▸ **WHAT THIS TASK INVOLVES**: For each line below, check whether "date" is present. Report how many lines have it, nothing else.

DATA FOR REVIEW Block Start

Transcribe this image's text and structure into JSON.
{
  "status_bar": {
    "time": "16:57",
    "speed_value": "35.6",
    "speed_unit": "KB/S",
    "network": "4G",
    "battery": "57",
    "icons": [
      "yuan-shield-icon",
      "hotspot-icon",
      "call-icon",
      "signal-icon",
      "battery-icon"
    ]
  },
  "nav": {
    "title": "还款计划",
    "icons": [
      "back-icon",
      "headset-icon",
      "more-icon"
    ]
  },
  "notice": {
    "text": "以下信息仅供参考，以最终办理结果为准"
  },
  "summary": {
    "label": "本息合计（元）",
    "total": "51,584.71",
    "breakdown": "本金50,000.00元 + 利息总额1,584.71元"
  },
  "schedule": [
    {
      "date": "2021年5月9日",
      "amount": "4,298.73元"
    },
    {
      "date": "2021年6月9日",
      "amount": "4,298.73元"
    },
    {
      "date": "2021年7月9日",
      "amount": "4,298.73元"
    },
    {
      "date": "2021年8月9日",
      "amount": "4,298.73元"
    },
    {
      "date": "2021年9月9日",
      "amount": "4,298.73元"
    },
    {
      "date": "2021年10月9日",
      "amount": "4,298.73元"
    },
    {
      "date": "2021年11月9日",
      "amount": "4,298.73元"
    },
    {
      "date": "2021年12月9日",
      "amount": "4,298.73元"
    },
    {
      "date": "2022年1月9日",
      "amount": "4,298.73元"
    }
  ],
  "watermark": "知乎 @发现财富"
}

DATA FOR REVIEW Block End

▸ **RESPONSE**: 9